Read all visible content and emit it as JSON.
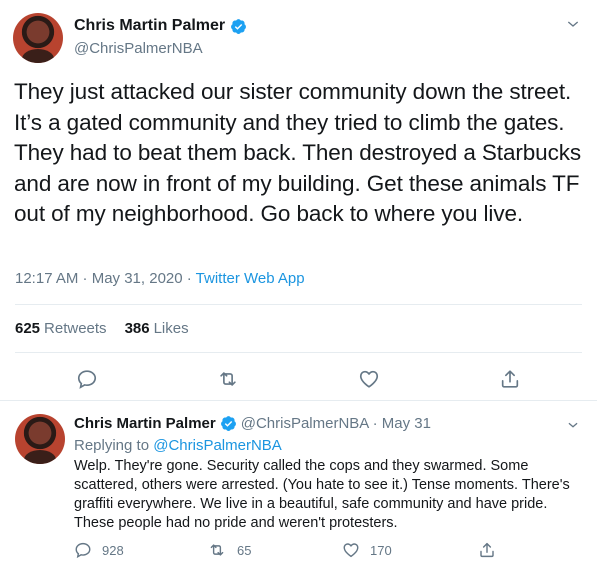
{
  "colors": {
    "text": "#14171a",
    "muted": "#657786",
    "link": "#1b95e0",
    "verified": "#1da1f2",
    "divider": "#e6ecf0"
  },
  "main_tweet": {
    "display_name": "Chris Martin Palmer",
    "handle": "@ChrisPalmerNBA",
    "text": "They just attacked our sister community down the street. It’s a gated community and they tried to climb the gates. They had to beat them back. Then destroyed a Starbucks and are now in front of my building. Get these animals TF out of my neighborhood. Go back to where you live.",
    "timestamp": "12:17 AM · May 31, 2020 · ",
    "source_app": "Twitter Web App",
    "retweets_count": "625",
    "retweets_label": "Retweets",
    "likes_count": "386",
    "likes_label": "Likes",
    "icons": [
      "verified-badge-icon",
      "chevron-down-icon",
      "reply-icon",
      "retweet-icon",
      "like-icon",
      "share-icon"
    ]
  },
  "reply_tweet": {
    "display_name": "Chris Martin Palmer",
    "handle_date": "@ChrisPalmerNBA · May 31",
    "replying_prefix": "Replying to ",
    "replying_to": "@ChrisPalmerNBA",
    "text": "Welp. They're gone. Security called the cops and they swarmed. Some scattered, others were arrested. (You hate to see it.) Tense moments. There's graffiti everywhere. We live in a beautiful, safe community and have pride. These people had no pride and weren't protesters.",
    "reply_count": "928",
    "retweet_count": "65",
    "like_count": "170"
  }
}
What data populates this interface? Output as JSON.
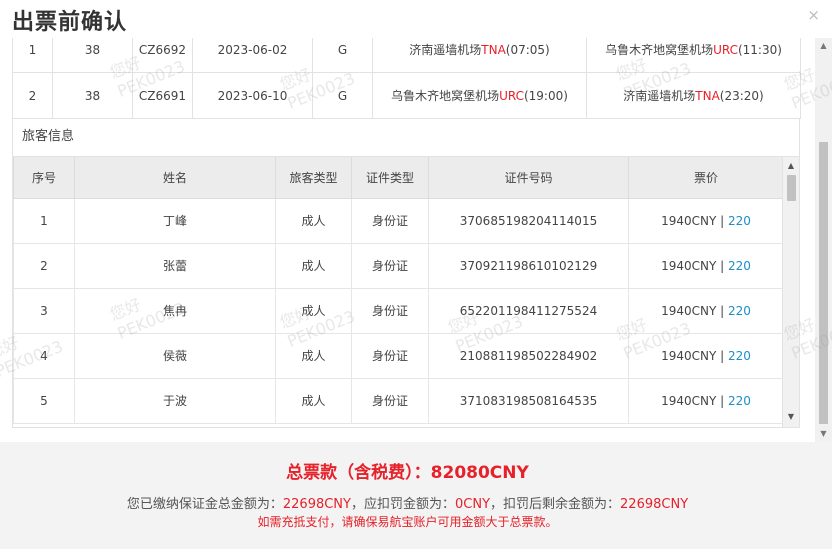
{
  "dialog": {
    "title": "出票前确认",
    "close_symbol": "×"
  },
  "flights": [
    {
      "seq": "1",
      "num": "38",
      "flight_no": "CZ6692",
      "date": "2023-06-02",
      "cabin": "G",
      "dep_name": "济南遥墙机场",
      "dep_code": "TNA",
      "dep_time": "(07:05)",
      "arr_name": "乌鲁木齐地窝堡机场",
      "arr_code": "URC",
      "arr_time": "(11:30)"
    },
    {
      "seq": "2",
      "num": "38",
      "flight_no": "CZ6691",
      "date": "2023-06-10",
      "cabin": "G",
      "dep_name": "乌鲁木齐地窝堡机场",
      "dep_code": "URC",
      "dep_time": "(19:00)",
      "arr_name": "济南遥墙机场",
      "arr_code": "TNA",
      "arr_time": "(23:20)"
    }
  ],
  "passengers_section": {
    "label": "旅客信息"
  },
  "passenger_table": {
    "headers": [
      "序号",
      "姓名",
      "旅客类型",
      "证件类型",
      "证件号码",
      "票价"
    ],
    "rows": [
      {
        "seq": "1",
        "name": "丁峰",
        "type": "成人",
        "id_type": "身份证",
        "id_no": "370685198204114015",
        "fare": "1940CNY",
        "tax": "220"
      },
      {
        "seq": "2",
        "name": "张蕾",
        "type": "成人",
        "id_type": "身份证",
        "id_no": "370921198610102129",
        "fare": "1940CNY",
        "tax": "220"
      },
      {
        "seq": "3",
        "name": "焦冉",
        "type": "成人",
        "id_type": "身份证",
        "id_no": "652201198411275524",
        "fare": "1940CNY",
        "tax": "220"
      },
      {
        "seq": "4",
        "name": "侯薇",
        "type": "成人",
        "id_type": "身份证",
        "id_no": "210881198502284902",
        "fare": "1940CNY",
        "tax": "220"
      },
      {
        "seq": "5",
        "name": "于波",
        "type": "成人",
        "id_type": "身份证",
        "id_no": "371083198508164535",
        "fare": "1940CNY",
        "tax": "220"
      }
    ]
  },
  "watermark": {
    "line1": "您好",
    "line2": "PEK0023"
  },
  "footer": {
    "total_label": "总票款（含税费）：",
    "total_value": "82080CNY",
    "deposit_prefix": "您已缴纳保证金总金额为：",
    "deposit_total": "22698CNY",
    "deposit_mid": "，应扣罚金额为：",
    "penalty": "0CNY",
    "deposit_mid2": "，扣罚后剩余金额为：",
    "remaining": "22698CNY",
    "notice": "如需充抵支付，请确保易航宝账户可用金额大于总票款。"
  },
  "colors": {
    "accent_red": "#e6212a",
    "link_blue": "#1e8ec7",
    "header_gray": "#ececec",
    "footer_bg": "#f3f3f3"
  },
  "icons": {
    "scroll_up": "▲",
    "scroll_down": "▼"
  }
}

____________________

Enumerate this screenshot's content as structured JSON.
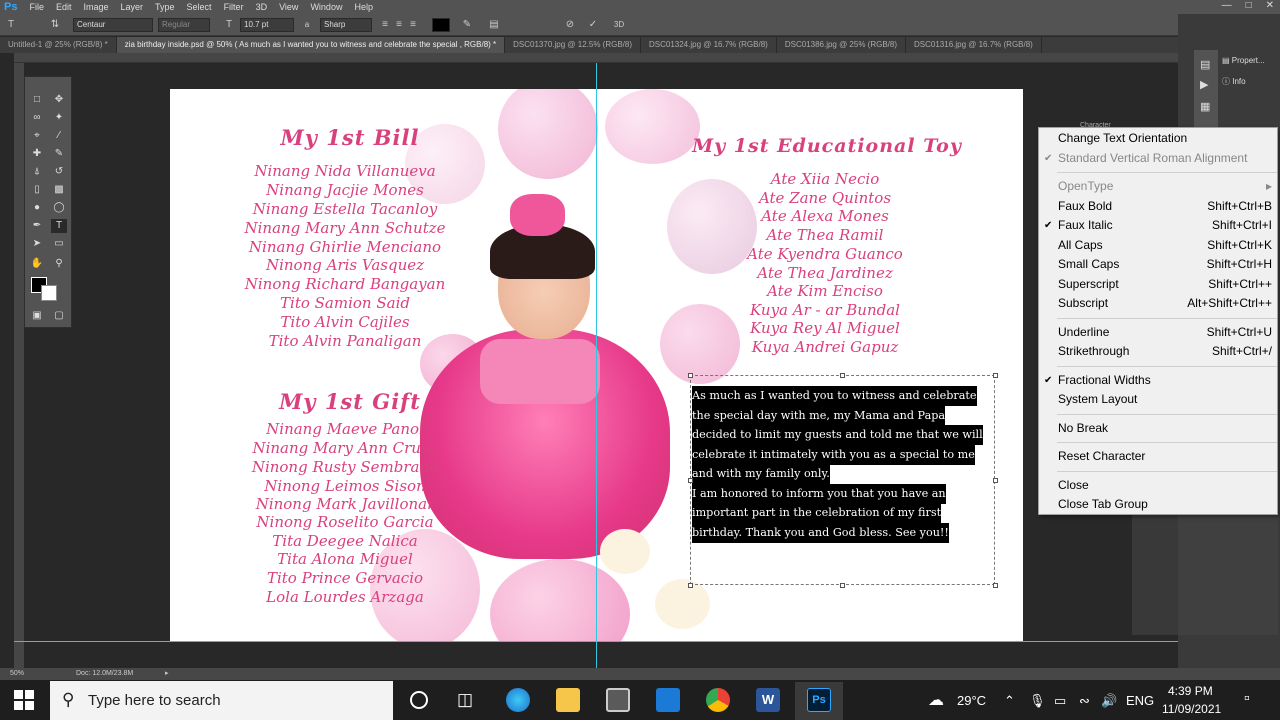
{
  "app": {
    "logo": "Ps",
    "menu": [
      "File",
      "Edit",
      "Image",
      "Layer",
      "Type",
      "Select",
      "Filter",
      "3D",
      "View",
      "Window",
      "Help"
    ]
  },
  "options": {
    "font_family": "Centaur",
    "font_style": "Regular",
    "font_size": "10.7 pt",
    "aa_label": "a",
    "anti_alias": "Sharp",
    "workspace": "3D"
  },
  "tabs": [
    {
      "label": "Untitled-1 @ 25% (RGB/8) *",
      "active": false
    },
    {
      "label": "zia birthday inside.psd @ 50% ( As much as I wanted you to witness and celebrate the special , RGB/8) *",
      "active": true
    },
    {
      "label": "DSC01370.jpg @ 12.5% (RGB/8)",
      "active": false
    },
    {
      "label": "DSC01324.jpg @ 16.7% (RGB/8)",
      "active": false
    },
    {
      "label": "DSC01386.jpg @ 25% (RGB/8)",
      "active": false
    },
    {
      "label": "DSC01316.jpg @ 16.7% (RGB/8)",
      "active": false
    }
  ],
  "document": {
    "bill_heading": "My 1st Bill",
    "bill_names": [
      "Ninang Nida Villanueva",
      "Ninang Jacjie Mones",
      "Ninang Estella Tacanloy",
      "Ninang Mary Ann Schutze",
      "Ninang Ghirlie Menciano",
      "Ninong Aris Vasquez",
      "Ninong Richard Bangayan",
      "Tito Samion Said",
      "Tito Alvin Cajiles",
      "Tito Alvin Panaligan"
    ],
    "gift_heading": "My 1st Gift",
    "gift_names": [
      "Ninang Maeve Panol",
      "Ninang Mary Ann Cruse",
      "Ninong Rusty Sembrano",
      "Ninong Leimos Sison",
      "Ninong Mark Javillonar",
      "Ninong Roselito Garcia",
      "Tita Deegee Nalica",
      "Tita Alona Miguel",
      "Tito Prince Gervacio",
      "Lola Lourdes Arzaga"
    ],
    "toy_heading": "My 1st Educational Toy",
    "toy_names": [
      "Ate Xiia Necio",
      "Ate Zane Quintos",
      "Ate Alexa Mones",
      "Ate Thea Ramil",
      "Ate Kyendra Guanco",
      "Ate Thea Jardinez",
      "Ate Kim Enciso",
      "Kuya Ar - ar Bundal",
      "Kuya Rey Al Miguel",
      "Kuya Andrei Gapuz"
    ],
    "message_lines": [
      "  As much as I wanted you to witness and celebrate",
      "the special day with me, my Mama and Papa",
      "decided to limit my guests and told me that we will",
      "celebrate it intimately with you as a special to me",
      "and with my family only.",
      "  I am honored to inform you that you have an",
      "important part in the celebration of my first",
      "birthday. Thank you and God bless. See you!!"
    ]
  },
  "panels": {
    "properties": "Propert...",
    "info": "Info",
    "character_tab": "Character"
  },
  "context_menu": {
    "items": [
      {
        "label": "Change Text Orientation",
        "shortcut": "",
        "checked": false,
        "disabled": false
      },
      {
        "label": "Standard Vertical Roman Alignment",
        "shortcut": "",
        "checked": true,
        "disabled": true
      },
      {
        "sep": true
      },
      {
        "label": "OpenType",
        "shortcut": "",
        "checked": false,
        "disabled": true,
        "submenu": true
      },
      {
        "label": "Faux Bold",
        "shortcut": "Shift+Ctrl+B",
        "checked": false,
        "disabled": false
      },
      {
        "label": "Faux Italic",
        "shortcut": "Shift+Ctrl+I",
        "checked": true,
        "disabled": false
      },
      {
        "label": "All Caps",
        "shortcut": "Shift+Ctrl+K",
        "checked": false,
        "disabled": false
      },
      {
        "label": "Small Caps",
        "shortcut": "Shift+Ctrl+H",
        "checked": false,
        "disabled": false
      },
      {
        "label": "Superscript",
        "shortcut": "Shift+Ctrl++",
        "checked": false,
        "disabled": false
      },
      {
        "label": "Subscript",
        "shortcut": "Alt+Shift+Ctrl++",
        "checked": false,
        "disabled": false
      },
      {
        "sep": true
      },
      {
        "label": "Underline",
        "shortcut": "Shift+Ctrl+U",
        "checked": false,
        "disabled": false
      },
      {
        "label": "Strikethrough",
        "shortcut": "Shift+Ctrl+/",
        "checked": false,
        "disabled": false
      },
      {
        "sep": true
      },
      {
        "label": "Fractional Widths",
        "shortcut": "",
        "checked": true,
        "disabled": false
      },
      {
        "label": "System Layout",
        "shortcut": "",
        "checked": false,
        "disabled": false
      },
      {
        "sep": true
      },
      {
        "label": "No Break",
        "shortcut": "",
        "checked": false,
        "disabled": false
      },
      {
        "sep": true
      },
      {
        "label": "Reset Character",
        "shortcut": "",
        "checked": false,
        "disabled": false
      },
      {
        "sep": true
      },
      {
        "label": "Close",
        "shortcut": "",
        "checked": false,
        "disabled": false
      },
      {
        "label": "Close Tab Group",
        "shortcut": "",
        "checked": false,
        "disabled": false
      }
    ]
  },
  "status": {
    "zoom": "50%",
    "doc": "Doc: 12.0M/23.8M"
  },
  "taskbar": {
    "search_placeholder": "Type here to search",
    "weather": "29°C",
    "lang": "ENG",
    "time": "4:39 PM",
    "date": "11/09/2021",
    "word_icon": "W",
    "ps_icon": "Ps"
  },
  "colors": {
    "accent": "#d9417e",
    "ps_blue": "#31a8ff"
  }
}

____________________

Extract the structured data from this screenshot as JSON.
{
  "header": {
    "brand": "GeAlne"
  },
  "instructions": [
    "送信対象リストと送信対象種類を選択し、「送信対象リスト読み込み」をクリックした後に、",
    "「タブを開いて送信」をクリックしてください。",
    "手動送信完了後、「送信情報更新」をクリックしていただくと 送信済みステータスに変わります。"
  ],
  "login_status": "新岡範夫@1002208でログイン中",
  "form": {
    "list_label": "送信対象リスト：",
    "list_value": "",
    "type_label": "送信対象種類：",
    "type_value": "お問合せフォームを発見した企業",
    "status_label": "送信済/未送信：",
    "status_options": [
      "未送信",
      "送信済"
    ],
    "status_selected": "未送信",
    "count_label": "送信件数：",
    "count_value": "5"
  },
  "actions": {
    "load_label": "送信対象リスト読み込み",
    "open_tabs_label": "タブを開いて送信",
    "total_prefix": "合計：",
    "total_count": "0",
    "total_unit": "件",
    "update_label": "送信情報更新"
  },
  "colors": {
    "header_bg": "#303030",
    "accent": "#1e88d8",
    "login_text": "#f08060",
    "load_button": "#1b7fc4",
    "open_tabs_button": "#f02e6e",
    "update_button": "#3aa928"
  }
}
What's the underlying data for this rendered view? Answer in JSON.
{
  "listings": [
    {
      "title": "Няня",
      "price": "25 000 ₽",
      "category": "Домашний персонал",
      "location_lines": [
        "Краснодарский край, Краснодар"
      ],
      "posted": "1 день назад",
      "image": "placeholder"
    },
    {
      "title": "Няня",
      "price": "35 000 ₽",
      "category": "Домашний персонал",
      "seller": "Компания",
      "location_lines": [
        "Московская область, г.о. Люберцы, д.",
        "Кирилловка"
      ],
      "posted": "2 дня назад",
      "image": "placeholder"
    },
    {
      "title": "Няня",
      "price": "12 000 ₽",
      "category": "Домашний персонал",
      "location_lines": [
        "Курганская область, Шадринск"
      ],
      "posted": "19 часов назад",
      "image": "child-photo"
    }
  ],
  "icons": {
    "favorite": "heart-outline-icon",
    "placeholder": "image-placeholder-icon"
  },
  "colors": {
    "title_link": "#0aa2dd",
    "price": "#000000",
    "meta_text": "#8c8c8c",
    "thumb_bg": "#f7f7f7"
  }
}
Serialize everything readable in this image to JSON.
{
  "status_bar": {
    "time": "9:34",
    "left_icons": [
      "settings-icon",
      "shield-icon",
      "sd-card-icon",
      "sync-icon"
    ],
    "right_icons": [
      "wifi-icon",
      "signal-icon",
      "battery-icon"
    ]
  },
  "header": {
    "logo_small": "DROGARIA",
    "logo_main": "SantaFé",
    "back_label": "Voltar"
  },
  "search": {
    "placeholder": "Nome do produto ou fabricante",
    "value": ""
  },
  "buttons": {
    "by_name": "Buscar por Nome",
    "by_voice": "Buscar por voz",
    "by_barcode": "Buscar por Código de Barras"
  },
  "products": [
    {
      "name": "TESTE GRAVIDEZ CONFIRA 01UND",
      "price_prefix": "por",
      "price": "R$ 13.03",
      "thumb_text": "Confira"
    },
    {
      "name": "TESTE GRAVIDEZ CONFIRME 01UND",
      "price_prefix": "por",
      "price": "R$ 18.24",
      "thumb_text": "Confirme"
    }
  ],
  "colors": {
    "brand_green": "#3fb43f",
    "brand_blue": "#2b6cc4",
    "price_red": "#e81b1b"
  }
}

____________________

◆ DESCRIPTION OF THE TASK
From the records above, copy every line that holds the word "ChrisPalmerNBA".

◆ COMPLETED EXERCISE
    "handle": "@ChrisPalmerNBA",
    "handle_date": "@ChrisPalmerNBA · May 31",
    "replying_to": "@ChrisPalmerNBA",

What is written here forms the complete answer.